### Work instructions
Among the lines of the records, please find those that contain the word "checked" and copy them.

Start of Block

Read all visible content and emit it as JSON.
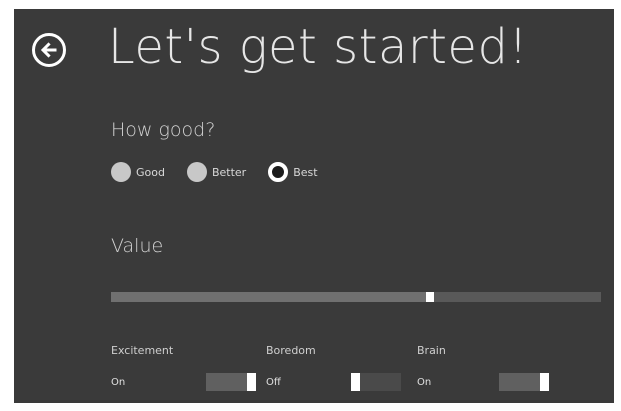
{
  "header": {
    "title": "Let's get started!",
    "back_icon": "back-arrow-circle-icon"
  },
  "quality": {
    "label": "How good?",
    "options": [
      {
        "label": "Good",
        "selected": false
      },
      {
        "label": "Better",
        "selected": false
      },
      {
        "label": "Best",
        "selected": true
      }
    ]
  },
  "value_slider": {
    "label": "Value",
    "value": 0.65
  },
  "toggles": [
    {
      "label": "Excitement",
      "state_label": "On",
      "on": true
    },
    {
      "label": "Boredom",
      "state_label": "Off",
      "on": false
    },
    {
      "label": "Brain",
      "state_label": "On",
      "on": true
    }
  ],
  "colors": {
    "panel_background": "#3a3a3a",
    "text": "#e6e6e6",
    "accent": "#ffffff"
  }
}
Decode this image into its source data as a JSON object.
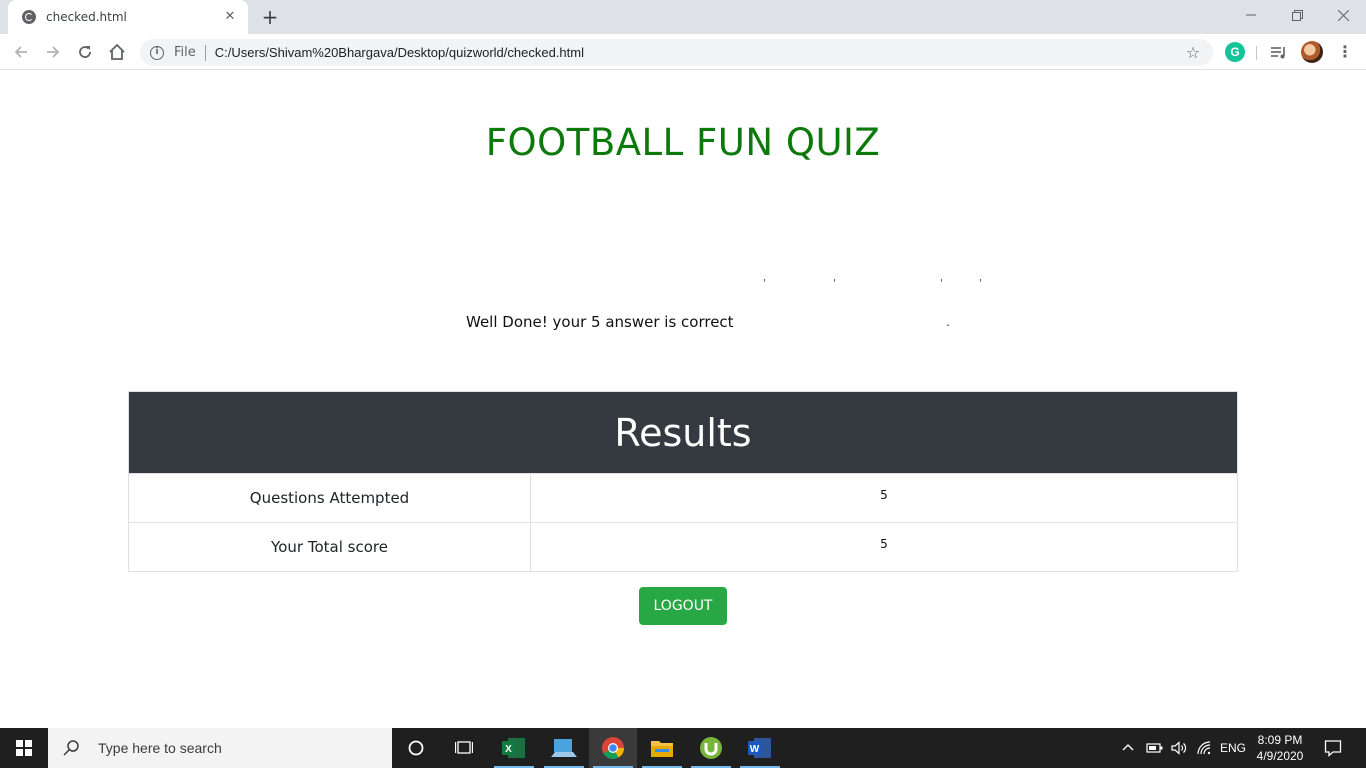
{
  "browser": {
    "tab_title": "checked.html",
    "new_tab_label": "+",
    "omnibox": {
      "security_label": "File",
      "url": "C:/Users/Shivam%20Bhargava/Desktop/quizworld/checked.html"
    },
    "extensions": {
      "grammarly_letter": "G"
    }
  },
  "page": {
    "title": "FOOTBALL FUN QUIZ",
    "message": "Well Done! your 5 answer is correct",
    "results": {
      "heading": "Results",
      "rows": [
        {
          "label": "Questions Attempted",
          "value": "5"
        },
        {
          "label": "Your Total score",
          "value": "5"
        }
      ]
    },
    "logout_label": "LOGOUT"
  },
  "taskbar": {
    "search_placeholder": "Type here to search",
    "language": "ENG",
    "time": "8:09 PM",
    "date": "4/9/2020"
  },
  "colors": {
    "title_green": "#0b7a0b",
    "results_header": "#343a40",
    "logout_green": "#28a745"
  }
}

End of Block

### Task solution
    "tab_title": "checked.html",
      "url": "C:/Users/Shivam%20Bhargava/Desktop/quizworld/checked.html"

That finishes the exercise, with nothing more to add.